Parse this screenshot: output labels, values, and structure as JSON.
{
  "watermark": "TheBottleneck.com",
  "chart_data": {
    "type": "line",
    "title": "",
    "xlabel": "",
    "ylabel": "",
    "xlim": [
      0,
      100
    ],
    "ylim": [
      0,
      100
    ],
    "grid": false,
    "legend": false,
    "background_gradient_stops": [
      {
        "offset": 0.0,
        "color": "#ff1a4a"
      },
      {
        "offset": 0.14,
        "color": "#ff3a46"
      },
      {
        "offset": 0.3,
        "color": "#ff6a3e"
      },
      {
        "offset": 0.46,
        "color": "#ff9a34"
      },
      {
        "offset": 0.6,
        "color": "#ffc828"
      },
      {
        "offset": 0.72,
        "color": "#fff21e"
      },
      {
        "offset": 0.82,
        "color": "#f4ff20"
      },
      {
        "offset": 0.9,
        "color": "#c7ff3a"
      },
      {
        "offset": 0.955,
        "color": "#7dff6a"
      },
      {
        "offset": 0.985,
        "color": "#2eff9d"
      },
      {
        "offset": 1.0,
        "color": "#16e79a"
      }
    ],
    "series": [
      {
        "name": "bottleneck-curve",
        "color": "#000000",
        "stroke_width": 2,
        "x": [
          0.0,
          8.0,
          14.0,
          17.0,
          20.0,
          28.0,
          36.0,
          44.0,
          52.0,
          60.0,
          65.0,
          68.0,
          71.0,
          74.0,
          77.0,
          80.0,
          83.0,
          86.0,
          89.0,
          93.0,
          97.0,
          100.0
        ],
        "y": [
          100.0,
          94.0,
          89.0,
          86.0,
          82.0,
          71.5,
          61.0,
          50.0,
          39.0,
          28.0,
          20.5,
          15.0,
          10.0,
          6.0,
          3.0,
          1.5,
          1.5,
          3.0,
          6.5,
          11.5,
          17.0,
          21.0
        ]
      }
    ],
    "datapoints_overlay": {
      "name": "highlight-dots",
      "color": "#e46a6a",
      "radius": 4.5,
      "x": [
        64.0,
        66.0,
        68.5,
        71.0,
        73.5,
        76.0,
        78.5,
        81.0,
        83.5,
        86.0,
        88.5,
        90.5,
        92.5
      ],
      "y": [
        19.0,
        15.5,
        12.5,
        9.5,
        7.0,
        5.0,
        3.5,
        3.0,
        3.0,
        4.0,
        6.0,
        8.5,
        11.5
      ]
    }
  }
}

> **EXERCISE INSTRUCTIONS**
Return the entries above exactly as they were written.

> **EXERCISE OUTPUT**
Parse this screenshot: output labels, values, and structure as JSON.
{
  "watermark": "TheBottleneck.com",
  "chart_data": {
    "type": "line",
    "title": "",
    "xlabel": "",
    "ylabel": "",
    "xlim": [
      0,
      100
    ],
    "ylim": [
      0,
      100
    ],
    "grid": false,
    "legend": false,
    "background_gradient_stops": [
      {
        "offset": 0.0,
        "color": "#ff1a4a"
      },
      {
        "offset": 0.14,
        "color": "#ff3a46"
      },
      {
        "offset": 0.3,
        "color": "#ff6a3e"
      },
      {
        "offset": 0.46,
        "color": "#ff9a34"
      },
      {
        "offset": 0.6,
        "color": "#ffc828"
      },
      {
        "offset": 0.72,
        "color": "#fff21e"
      },
      {
        "offset": 0.82,
        "color": "#f4ff20"
      },
      {
        "offset": 0.9,
        "color": "#c7ff3a"
      },
      {
        "offset": 0.955,
        "color": "#7dff6a"
      },
      {
        "offset": 0.985,
        "color": "#2eff9d"
      },
      {
        "offset": 1.0,
        "color": "#16e79a"
      }
    ],
    "series": [
      {
        "name": "bottleneck-curve",
        "color": "#000000",
        "stroke_width": 2,
        "x": [
          0.0,
          8.0,
          14.0,
          17.0,
          20.0,
          28.0,
          36.0,
          44.0,
          52.0,
          60.0,
          65.0,
          68.0,
          71.0,
          74.0,
          77.0,
          80.0,
          83.0,
          86.0,
          89.0,
          93.0,
          97.0,
          100.0
        ],
        "y": [
          100.0,
          94.0,
          89.0,
          86.0,
          82.0,
          71.5,
          61.0,
          50.0,
          39.0,
          28.0,
          20.5,
          15.0,
          10.0,
          6.0,
          3.0,
          1.5,
          1.5,
          3.0,
          6.5,
          11.5,
          17.0,
          21.0
        ]
      }
    ],
    "datapoints_overlay": {
      "name": "highlight-dots",
      "color": "#e46a6a",
      "radius": 4.5,
      "x": [
        64.0,
        66.0,
        68.5,
        71.0,
        73.5,
        76.0,
        78.5,
        81.0,
        83.5,
        86.0,
        88.5,
        90.5,
        92.5
      ],
      "y": [
        19.0,
        15.5,
        12.5,
        9.5,
        7.0,
        5.0,
        3.5,
        3.0,
        3.0,
        4.0,
        6.0,
        8.5,
        11.5
      ]
    }
  }
}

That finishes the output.